## [Exercise instructions]
Go through the entries below and print each one exactly, leaving out pictures.

## [Data to use]
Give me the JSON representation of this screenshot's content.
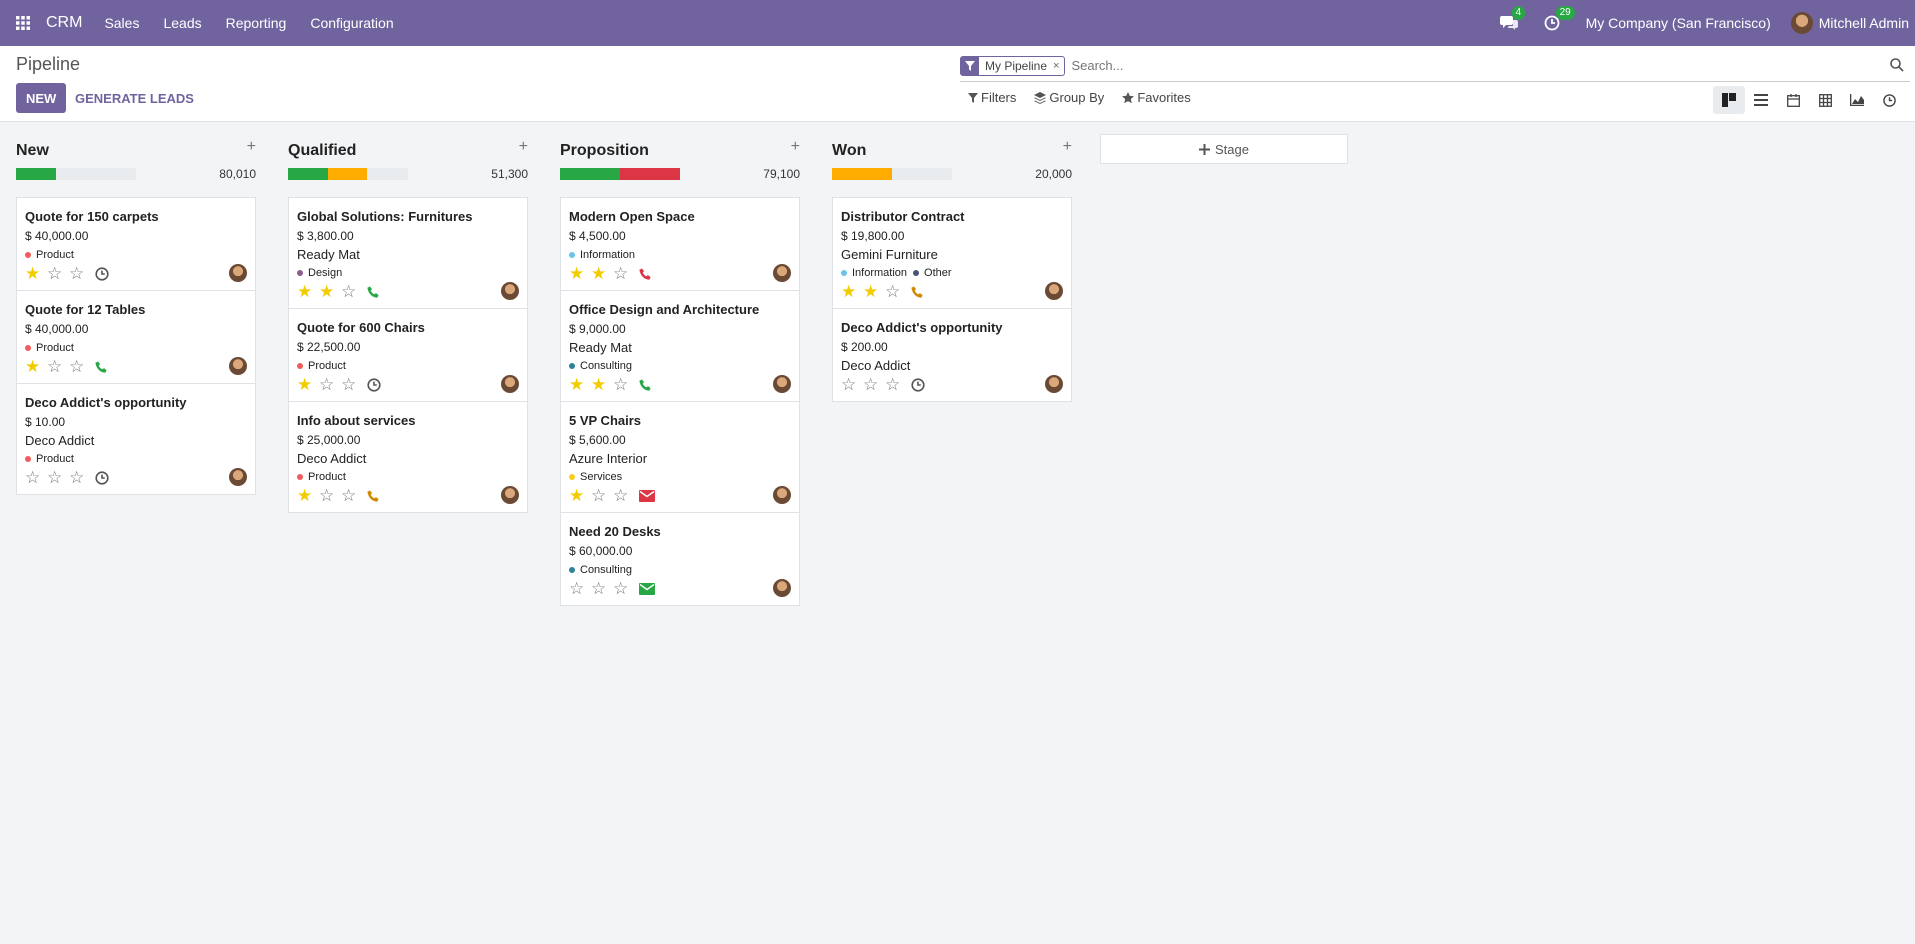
{
  "navbar": {
    "brand": "CRM",
    "menus": [
      "Sales",
      "Leads",
      "Reporting",
      "Configuration"
    ],
    "messages_count": "4",
    "activities_count": "29",
    "company": "My Company (San Francisco)",
    "user": "Mitchell Admin"
  },
  "control": {
    "title": "Pipeline",
    "new_label": "NEW",
    "generate_label": "GENERATE LEADS",
    "facet_label": "My Pipeline",
    "facet_close": "×",
    "search_placeholder": "Search...",
    "filters_label": "Filters",
    "groupby_label": "Group By",
    "favorites_label": "Favorites"
  },
  "kanban": {
    "add_stage_label": "Stage",
    "columns": [
      {
        "title": "New",
        "total": "80,010",
        "progress": [
          {
            "color": "#28a745",
            "fraction": 0.33
          }
        ],
        "cards": [
          {
            "title": "Quote for 150 carpets",
            "amount": "$ 40,000.00",
            "partner": "",
            "tags": [
              {
                "label": "Product",
                "color": "#f25b5b"
              }
            ],
            "stars": 1,
            "activity": "clock",
            "activity_color": "#555555"
          },
          {
            "title": "Quote for 12 Tables",
            "amount": "$ 40,000.00",
            "partner": "",
            "tags": [
              {
                "label": "Product",
                "color": "#f25b5b"
              }
            ],
            "stars": 1,
            "activity": "phone",
            "activity_color": "#28a745"
          },
          {
            "title": "Deco Addict's opportunity",
            "amount": "$ 10.00",
            "partner": "Deco Addict",
            "tags": [
              {
                "label": "Product",
                "color": "#f25b5b"
              }
            ],
            "stars": 0,
            "activity": "clock",
            "activity_color": "#555555"
          }
        ]
      },
      {
        "title": "Qualified",
        "total": "51,300",
        "progress": [
          {
            "color": "#28a745",
            "fraction": 0.33
          },
          {
            "color": "#ffac00",
            "fraction": 0.33
          }
        ],
        "cards": [
          {
            "title": "Global Solutions: Furnitures",
            "amount": "$ 3,800.00",
            "partner": "Ready Mat",
            "tags": [
              {
                "label": "Design",
                "color": "#8e5b8e"
              }
            ],
            "stars": 2,
            "activity": "phone",
            "activity_color": "#28a745"
          },
          {
            "title": "Quote for 600 Chairs",
            "amount": "$ 22,500.00",
            "partner": "",
            "tags": [
              {
                "label": "Product",
                "color": "#f25b5b"
              }
            ],
            "stars": 1,
            "activity": "clock",
            "activity_color": "#555555"
          },
          {
            "title": "Info about services",
            "amount": "$ 25,000.00",
            "partner": "Deco Addict",
            "tags": [
              {
                "label": "Product",
                "color": "#f25b5b"
              }
            ],
            "stars": 1,
            "activity": "phone",
            "activity_color": "#d08a00"
          }
        ]
      },
      {
        "title": "Proposition",
        "total": "79,100",
        "progress": [
          {
            "color": "#28a745",
            "fraction": 0.5
          },
          {
            "color": "#dc3545",
            "fraction": 0.5
          }
        ],
        "cards": [
          {
            "title": "Modern Open Space",
            "amount": "$ 4,500.00",
            "partner": "",
            "tags": [
              {
                "label": "Information",
                "color": "#6cc1ed"
              }
            ],
            "stars": 2,
            "activity": "phone",
            "activity_color": "#dc3545"
          },
          {
            "title": "Office Design and Architecture",
            "amount": "$ 9,000.00",
            "partner": "Ready Mat",
            "tags": [
              {
                "label": "Consulting",
                "color": "#2c8397"
              }
            ],
            "stars": 2,
            "activity": "phone",
            "activity_color": "#28a745"
          },
          {
            "title": "5 VP Chairs",
            "amount": "$ 5,600.00",
            "partner": "Azure Interior",
            "tags": [
              {
                "label": "Services",
                "color": "#f7cd1f"
              }
            ],
            "stars": 1,
            "activity": "mail",
            "activity_color": "#dc3545"
          },
          {
            "title": "Need 20 Desks",
            "amount": "$ 60,000.00",
            "partner": "",
            "tags": [
              {
                "label": "Consulting",
                "color": "#2c8397"
              }
            ],
            "stars": 0,
            "activity": "mail",
            "activity_color": "#28a745"
          }
        ]
      },
      {
        "title": "Won",
        "total": "20,000",
        "progress": [
          {
            "color": "#ffac00",
            "fraction": 0.5
          }
        ],
        "cards": [
          {
            "title": "Distributor Contract",
            "amount": "$ 19,800.00",
            "partner": "Gemini Furniture",
            "tags": [
              {
                "label": "Information",
                "color": "#6cc1ed"
              },
              {
                "label": "Other",
                "color": "#475577"
              }
            ],
            "stars": 2,
            "activity": "phone",
            "activity_color": "#d08a00"
          },
          {
            "title": "Deco Addict's opportunity",
            "amount": "$ 200.00",
            "partner": "Deco Addict",
            "tags": [],
            "stars": 0,
            "activity": "clock",
            "activity_color": "#555555"
          }
        ]
      }
    ]
  }
}
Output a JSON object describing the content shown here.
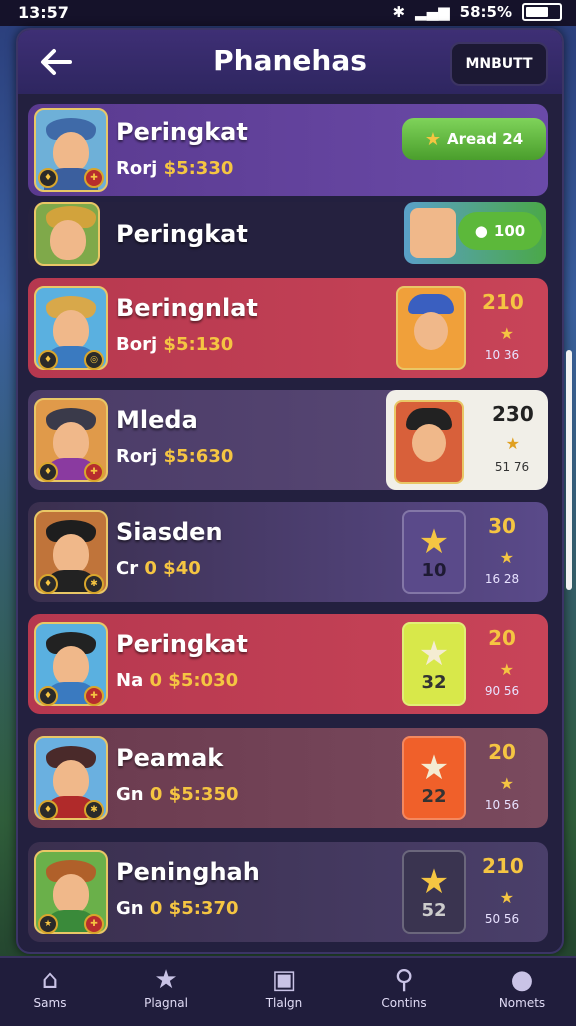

## [Solution for this exercise]
Give me the JSON representation of this screenshot's content.
{
  "navbar": {
    "brand": "CRM",
    "menus": [
      "Sales",
      "Leads",
      "Reporting",
      "Configuration"
    ],
    "messages_count": "4",
    "activities_count": "29",
    "company": "My Company (San Francisco)",
    "user": "Mitchell Admin"
  },
  "control": {
    "title": "Pipeline",
    "new_label": "NEW",
    "generate_label": "GENERATE LEADS",
    "facet_label": "My Pipeline",
    "facet_close": "×",
    "search_placeholder": "Search...",
    "filters_label": "Filters",
    "groupby_label": "Group By",
    "favorites_label": "Favorites"
  },
  "kanban": {
    "add_stage_label": "Stage",
    "columns": [
      {
        "title": "New",
        "total": "80,010",
        "progress": [
          {
            "color": "#28a745",
            "fraction": 0.33
          }
        ],
        "cards": [
          {
            "title": "Quote for 150 carpets",
            "amount": "$ 40,000.00",
            "partner": "",
            "tags": [
              {
                "label": "Product",
                "color": "#f25b5b"
              }
            ],
            "stars": 1,
            "activity": "clock",
            "activity_color": "#555555"
          },
          {
            "title": "Quote for 12 Tables",
            "amount": "$ 40,000.00",
            "partner": "",
            "tags": [
              {
                "label": "Product",
                "color": "#f25b5b"
              }
            ],
            "stars": 1,
            "activity": "phone",
            "activity_color": "#28a745"
          },
          {
            "title": "Deco Addict's opportunity",
            "amount": "$ 10.00",
            "partner": "Deco Addict",
            "tags": [
              {
                "label": "Product",
                "color": "#f25b5b"
              }
            ],
            "stars": 0,
            "activity": "clock",
            "activity_color": "#555555"
          }
        ]
      },
      {
        "title": "Qualified",
        "total": "51,300",
        "progress": [
          {
            "color": "#28a745",
            "fraction": 0.33
          },
          {
            "color": "#ffac00",
            "fraction": 0.33
          }
        ],
        "cards": [
          {
            "title": "Global Solutions: Furnitures",
            "amount": "$ 3,800.00",
            "partner": "Ready Mat",
            "tags": [
              {
                "label": "Design",
                "color": "#8e5b8e"
              }
            ],
            "stars": 2,
            "activity": "phone",
            "activity_color": "#28a745"
          },
          {
            "title": "Quote for 600 Chairs",
            "amount": "$ 22,500.00",
            "partner": "",
            "tags": [
              {
                "label": "Product",
                "color": "#f25b5b"
              }
            ],
            "stars": 1,
            "activity": "clock",
            "activity_color": "#555555"
          },
          {
            "title": "Info about services",
            "amount": "$ 25,000.00",
            "partner": "Deco Addict",
            "tags": [
              {
                "label": "Product",
                "color": "#f25b5b"
              }
            ],
            "stars": 1,
            "activity": "phone",
            "activity_color": "#d08a00"
          }
        ]
      },
      {
        "title": "Proposition",
        "total": "79,100",
        "progress": [
          {
            "color": "#28a745",
            "fraction": 0.5
          },
          {
            "color": "#dc3545",
            "fraction": 0.5
          }
        ],
        "cards": [
          {
            "title": "Modern Open Space",
            "amount": "$ 4,500.00",
            "partner": "",
            "tags": [
              {
                "label": "Information",
                "color": "#6cc1ed"
              }
            ],
            "stars": 2,
            "activity": "phone",
            "activity_color": "#dc3545"
          },
          {
            "title": "Office Design and Architecture",
            "amount": "$ 9,000.00",
            "partner": "Ready Mat",
            "tags": [
              {
                "label": "Consulting",
                "color": "#2c8397"
              }
            ],
            "stars": 2,
            "activity": "phone",
            "activity_color": "#28a745"
          },
          {
            "title": "5 VP Chairs",
            "amount": "$ 5,600.00",
            "partner": "Azure Interior",
            "tags": [
              {
                "label": "Services",
                "color": "#f7cd1f"
              }
            ],
            "stars": 1,
            "activity": "mail",
            "activity_color": "#dc3545"
          },
          {
            "title": "Need 20 Desks",
            "amount": "$ 60,000.00",
            "partner": "",
            "tags": [
              {
                "label": "Consulting",
                "color": "#2c8397"
              }
            ],
            "stars": 0,
            "activity": "mail",
            "activity_color": "#28a745"
          }
        ]
      },
      {
        "title": "Won",
        "total": "20,000",
        "progress": [
          {
            "color": "#ffac00",
            "fraction": 0.5
          }
        ],
        "cards": [
          {
            "title": "Distributor Contract",
            "amount": "$ 19,800.00",
            "partner": "Gemini Furniture",
            "tags": [
              {
                "label": "Information",
                "color": "#6cc1ed"
              },
              {
                "label": "Other",
                "color": "#475577"
              }
            ],
            "stars": 2,
            "activity": "phone",
            "activity_color": "#d08a00"
          },
          {
            "title": "Deco Addict's opportunity",
            "amount": "$ 200.00",
            "partner": "Deco Addict",
            "tags": [],
            "stars": 0,
            "activity": "clock",
            "activity_color": "#555555"
          }
        ]
      }
    ]
  }
}
Output a JSON object describing the content shown here.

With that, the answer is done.